"Sometimes I can almost think that I was sent back to the false gods [of Norse mythology] there to acquire some capacity for worship againt the day when the true God should recall me to Himself. Not that I might not have learned this sooner and more safely, in ways I shall now never know, without apostasy, but that Divine punishments are also mercies, and particular good is worked out of particular evil, and the penal blindness made sanative." Surprised by Joy, CS Lewis.
I'm reading Lewis again, and I'm becoming stirred and thrilled as I recall the elasticity of his perspective as demonstrated in the above quote.
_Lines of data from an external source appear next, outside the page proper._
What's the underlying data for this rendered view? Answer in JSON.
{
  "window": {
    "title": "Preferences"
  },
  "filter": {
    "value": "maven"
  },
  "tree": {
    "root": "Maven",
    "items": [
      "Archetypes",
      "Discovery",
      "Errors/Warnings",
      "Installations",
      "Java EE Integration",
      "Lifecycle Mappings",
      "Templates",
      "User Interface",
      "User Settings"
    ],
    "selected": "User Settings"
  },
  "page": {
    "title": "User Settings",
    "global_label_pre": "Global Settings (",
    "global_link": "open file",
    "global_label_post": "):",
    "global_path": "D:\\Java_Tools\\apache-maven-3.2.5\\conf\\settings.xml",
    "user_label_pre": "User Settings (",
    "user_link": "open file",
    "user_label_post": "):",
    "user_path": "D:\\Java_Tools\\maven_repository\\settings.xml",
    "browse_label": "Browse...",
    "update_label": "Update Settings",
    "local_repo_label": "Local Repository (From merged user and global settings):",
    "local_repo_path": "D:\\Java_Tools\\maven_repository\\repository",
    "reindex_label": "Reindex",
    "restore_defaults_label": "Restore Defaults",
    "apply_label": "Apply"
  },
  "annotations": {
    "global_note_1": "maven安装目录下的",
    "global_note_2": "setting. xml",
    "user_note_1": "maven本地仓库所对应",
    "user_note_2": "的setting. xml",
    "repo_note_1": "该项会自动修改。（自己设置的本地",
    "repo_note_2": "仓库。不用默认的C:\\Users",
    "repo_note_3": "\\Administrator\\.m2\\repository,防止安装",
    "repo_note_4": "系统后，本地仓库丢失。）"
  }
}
I love how he regards imagination as an avenue to the Joy, the truth of the longing. Imagination is okay, not dangerous, as it can lead to the longing for good, and, ultimately, for God.
I took a CS Lewis class in college and experienced his leniency unlike any legalistic barnburning sermon ever heard (I had heard a-plenty too). His Narnian chronicles made me dance in the cowlot (see earlier posting) because it presented graciousness and gentleness and acceptance in the character of Aslan who was an allegorical God. I reacted with my first real act of worship to his Possibility that was depicted in a way that caused me to accept the goodness of His Reality. Ah, that was a gift.
Since this earlier college time, I've put Lewis away for a bit (of course having read thousands of quotes of his in almost every religious book that one picks up; the authors appear to want to make their statements credible by affirming it with "a Lewis"). It's almost like I know that I will want to stir and stew and spring up when I read some of the thoughts that he pulls together without fear of being a heretic, without fear of letting his mind wander, and knit, and weave together a most unusual beautiful rug. He's work in that way. But, I've missed it too, I'm realizing as I dig in to this book.
Thank you, Lord, for making diversity and beauty and imagination. I want to learn more about You.